§ WHAT YOU HAVE TO DO: Your task is to copy every line below that contains the word "title".
=== Section Start ===
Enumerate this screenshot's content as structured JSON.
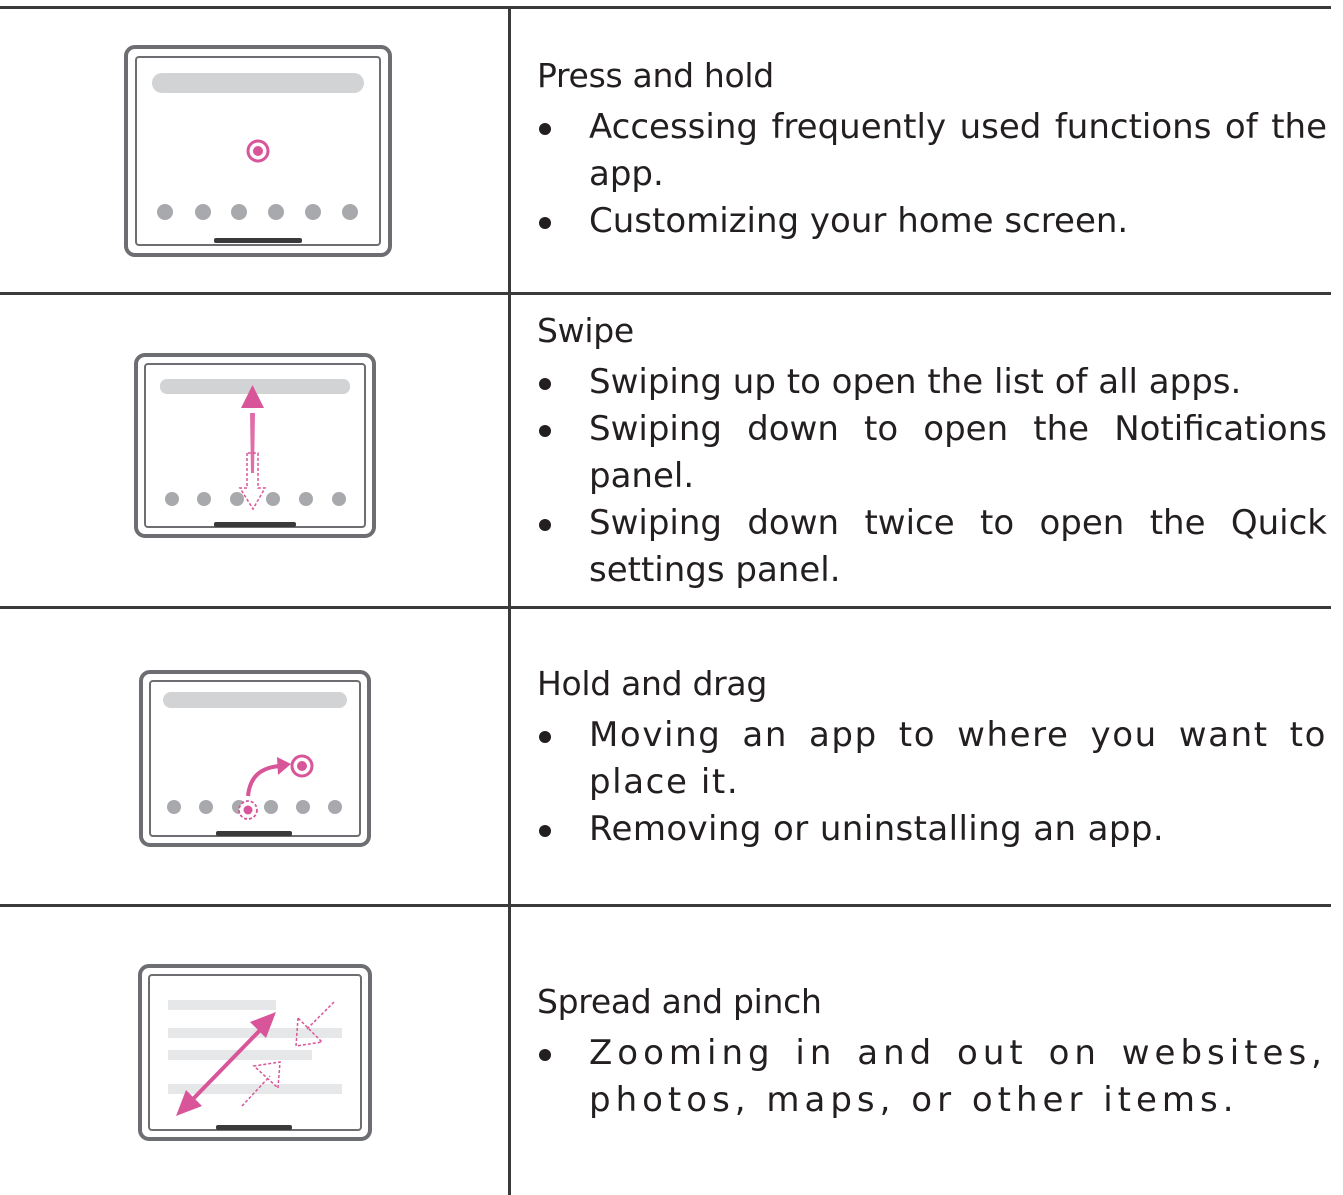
{
  "rows": [
    {
      "title": "Press and hold",
      "bullets": [
        "Accessing frequently used functions of the app.",
        "Customizing your home screen."
      ],
      "icon": "tablet-press-and-hold-icon"
    },
    {
      "title": "Swipe",
      "bullets": [
        "Swiping up to open the list of all apps.",
        "Swiping down to open the Notifications panel.",
        "Swiping down twice to open the Quick settings panel."
      ],
      "icon": "tablet-swipe-icon"
    },
    {
      "title": "Hold and drag",
      "bullets": [
        "Moving an app to where you want to place it.",
        "Removing or uninstalling an app."
      ],
      "icon": "tablet-hold-and-drag-icon"
    },
    {
      "title": "Spread and pinch",
      "bullets": [
        "Zooming in and out on websites, photos, maps, or other items."
      ],
      "icon": "tablet-spread-and-pinch-icon"
    }
  ],
  "colors": {
    "accent": "#d9559a",
    "frame": "#6d6e71",
    "placeholder": "#d1d3d4",
    "dots": "#a7a9ac",
    "rule": "#3a3a3a"
  }
}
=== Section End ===
§ ANSWER SPACE:
      "title": "Press and hold",
      "title": "Swipe",
      "title": "Hold and drag",
      "title": "Spread and pinch",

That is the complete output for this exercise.